America is no longer scared of pot, and it doesn't seem like Barack Obama is, either. In a long interview with David Remnick of The New Yorker, Obama said just about everything he should be saying about weed.
"As has been well documented, I smoked pot as a kid, and I view it as a bad habit and a vice, not very different from the cigarettes that I smoked as a young person up through a big chunk of my adult life," Obama told Remnick, as pointed out by The Hill. "I don't think it is more dangerous than alcohol."
Bringing the conversation back to policy, he acknowledged that "middle-class kids don't get locked up for smoking pot, and poor kids do. And African-American kids and Latino kids are more likely to be poor and less likely to have the resources and the support to avoid unduly harsh penalties." This is a fact that long ago moved away from being a secret.
In talking about efforts to legalize pot in states like Colorado, Obama gave his blessing while grounding his support like an ex-law scholar might. "It's important for it to go forward because it's important for society not to have a situation in which a large portion of people have at one time or another broken the law and only a select few get punished," he told Remnick.
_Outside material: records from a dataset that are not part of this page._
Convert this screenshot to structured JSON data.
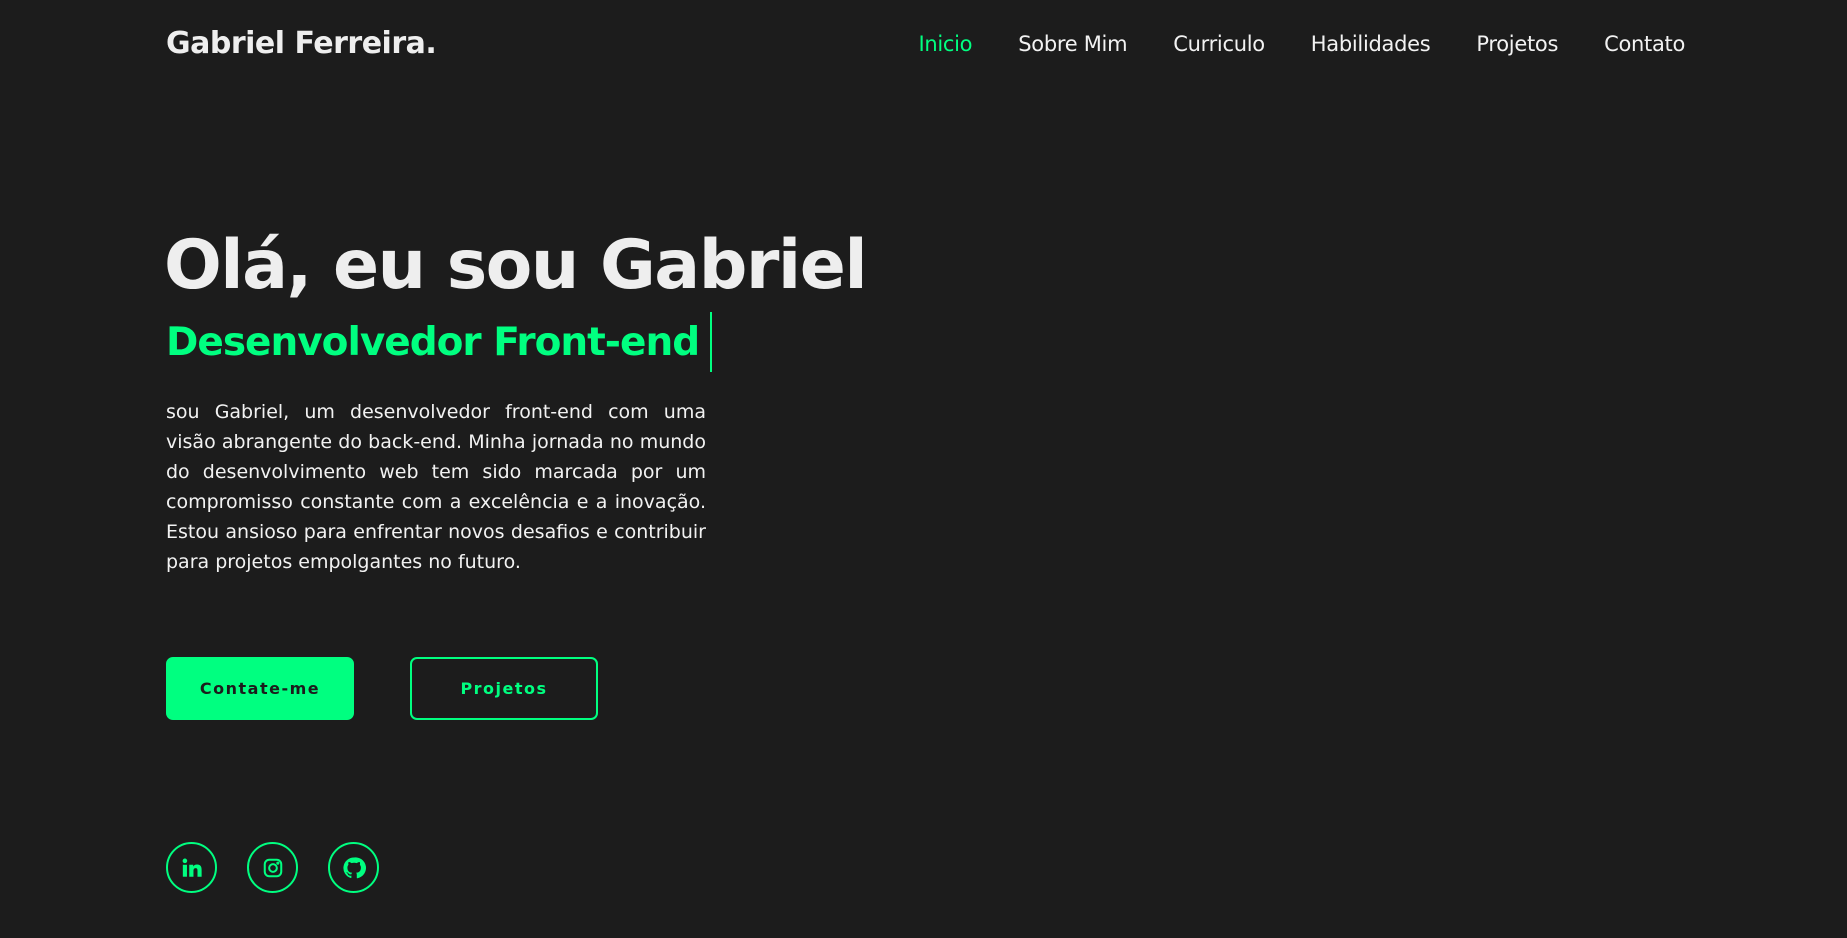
{
  "header": {
    "logo": "Gabriel Ferreira.",
    "nav": [
      {
        "label": "Inicio",
        "active": true
      },
      {
        "label": "Sobre Mim",
        "active": false
      },
      {
        "label": "Curriculo",
        "active": false
      },
      {
        "label": "Habilidades",
        "active": false
      },
      {
        "label": "Projetos",
        "active": false
      },
      {
        "label": "Contato",
        "active": false
      }
    ]
  },
  "hero": {
    "title": "Olá, eu sou Gabriel",
    "role": "Desenvolvedor Front-end",
    "description": "sou Gabriel, um desenvolvedor front-end com uma visão abrangente do back-end. Minha jornada no mundo do desenvolvimento web tem sido marcada por um compromisso constante com a excelência e a inovação. Estou ansioso para enfrentar novos desafios e contribuir para projetos empolgantes no futuro.",
    "primary_button": "Contate-me",
    "secondary_button": "Projetos"
  },
  "socials": [
    {
      "icon": "linkedin-icon"
    },
    {
      "icon": "instagram-icon"
    },
    {
      "icon": "github-icon"
    }
  ],
  "colors": {
    "background": "#1c1c1c",
    "accent": "#00ff80",
    "text": "#f2f2f2"
  }
}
In acknowledging his own culpability and the hypocrisy of anti-marijuana legislators — "some of the folks who are writing those laws have probably done the same thing" — Obama isn't trying to distance himself from the issue, but talk is only talk. These are the right notes to hit, but without tangible action the sentiment can't help but feel a bit stale considering Bill Clinton was calling for decriminalization as president in 2000.